==== GIVEN RECORDS ====

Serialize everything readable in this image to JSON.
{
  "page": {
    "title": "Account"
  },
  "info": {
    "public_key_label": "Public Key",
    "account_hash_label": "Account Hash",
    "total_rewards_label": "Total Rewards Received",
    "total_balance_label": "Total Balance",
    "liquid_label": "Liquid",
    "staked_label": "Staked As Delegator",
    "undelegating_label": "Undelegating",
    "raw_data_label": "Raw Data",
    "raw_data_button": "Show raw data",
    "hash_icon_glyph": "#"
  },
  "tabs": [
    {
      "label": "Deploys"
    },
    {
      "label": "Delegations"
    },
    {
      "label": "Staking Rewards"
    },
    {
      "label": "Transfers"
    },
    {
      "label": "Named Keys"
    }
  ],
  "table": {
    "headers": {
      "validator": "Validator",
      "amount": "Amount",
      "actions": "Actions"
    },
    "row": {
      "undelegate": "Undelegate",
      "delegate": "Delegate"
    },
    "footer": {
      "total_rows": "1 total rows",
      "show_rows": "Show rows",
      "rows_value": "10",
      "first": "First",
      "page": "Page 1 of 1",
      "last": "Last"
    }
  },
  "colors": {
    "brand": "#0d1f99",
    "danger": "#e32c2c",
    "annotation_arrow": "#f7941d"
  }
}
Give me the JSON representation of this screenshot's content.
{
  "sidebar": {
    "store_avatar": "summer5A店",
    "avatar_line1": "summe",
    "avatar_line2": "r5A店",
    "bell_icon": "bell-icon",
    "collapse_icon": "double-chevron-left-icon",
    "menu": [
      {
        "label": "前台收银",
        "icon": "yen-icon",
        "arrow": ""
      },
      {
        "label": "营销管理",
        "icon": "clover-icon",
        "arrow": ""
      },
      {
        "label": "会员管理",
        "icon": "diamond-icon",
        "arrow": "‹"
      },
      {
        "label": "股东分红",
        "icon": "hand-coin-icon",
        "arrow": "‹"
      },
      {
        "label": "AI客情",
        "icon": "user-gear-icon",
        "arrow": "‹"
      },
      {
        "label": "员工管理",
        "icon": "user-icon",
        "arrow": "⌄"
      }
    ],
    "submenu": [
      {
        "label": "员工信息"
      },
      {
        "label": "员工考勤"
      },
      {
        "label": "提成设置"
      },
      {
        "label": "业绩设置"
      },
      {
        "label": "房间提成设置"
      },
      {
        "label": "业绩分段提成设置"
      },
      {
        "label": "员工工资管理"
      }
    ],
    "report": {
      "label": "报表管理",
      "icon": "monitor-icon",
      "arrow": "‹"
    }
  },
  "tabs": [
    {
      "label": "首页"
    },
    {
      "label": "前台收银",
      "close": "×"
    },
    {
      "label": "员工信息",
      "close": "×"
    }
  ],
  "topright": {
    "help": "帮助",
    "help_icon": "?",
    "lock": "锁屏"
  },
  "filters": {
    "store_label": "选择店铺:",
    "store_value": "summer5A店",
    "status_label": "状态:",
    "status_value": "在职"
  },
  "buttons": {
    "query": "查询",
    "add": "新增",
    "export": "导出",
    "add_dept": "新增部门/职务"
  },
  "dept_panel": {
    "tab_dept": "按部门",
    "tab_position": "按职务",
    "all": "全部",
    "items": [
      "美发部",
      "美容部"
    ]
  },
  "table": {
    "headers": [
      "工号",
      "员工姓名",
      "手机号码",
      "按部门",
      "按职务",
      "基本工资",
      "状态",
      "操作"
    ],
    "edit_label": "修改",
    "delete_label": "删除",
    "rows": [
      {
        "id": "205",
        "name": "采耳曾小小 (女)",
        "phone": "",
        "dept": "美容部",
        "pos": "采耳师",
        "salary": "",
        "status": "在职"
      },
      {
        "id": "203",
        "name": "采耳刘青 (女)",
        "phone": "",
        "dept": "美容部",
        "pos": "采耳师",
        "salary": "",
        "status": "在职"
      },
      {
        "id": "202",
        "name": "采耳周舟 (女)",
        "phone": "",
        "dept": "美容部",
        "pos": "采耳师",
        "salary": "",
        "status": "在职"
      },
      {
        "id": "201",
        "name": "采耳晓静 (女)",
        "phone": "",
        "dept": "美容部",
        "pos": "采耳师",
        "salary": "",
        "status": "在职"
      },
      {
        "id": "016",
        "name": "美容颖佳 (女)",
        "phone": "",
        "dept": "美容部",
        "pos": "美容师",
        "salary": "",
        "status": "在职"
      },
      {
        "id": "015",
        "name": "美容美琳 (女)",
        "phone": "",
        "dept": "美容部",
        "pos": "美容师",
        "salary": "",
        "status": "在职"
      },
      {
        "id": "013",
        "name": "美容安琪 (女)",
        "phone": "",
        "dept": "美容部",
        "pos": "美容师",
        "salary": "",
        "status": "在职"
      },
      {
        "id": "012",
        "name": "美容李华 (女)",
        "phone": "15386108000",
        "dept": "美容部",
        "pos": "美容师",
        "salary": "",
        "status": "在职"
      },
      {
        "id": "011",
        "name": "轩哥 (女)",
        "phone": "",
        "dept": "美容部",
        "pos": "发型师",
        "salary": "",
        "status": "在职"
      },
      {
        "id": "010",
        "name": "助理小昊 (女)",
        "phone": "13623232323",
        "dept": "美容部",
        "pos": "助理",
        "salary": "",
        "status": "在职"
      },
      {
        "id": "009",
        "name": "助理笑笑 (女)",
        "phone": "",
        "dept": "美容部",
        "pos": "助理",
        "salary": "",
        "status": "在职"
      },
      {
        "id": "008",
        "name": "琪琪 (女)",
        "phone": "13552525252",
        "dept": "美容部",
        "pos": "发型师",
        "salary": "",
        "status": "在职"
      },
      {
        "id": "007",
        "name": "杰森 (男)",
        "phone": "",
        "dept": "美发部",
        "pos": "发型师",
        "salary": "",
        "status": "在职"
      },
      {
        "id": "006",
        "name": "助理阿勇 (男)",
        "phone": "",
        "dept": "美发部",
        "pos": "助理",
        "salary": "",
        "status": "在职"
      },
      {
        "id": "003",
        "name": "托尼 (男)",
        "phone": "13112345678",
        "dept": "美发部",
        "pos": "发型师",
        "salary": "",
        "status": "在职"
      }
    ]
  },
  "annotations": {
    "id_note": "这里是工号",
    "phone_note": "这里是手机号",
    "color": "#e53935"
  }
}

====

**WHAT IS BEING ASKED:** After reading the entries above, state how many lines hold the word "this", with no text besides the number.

**TASK ANSWER:** 2